**Task to complete:**
No output is needed beyond the number of lines in the listing that contain the word "Economics".

**Material for this task:**
┌──

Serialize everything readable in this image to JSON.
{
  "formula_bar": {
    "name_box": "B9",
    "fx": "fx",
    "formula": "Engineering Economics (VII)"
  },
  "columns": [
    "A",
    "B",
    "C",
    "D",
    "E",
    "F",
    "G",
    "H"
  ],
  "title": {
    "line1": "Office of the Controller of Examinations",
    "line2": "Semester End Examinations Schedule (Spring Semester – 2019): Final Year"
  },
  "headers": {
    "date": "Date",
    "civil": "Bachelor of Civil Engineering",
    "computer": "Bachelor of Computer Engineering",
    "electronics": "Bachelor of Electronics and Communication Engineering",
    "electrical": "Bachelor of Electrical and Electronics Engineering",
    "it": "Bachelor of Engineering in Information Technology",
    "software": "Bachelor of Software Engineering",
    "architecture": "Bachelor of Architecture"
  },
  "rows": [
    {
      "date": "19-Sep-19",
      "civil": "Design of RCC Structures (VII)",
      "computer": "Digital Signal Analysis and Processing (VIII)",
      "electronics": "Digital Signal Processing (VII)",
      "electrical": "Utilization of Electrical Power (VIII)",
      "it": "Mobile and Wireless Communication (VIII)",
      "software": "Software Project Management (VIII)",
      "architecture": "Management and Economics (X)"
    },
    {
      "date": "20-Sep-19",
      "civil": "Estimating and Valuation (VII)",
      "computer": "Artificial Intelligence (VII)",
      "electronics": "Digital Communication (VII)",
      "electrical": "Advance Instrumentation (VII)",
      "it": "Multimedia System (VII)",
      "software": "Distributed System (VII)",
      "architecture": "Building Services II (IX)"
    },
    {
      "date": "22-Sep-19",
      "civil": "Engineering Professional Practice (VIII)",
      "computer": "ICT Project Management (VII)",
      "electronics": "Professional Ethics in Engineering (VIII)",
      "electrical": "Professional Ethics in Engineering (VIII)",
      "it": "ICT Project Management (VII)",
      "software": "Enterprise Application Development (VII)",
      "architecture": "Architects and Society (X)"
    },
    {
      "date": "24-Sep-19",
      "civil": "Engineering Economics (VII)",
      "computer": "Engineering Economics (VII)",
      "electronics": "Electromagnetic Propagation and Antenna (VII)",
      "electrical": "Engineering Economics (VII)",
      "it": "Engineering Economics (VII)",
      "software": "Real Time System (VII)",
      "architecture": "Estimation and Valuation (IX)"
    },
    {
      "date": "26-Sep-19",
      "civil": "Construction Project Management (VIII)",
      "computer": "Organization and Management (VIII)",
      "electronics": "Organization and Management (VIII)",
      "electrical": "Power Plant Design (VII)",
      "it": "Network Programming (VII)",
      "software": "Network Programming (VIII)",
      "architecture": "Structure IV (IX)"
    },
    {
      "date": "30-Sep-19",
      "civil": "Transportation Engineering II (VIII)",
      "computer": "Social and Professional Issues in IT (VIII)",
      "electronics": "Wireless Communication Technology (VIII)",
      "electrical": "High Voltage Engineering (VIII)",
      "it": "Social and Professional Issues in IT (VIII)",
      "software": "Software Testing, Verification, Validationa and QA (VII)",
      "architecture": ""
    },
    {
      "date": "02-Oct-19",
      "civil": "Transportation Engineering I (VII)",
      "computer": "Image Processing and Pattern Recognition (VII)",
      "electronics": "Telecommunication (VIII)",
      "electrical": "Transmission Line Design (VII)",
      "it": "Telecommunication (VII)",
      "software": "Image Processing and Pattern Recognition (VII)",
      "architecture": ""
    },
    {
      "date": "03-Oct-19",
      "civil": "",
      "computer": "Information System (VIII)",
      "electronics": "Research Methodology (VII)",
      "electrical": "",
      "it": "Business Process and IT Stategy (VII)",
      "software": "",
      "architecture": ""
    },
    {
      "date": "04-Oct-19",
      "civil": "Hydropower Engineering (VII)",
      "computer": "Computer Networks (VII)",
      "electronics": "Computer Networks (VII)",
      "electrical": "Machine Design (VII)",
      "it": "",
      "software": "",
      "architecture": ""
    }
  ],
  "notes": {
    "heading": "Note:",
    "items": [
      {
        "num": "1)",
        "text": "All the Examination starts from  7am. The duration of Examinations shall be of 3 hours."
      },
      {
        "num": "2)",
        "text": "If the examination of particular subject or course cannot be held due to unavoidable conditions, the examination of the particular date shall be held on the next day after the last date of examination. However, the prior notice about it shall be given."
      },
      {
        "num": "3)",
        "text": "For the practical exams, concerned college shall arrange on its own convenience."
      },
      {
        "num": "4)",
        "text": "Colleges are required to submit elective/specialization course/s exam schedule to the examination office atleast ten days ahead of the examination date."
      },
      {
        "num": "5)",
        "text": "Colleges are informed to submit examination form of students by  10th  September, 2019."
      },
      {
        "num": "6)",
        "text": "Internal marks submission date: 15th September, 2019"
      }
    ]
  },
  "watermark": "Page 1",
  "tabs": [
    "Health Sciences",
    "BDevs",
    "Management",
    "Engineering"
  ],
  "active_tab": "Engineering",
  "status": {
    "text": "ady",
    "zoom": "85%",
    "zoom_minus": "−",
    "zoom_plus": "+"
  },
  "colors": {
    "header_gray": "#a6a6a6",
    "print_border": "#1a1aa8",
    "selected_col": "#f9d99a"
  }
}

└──

**Solution for this task:**
6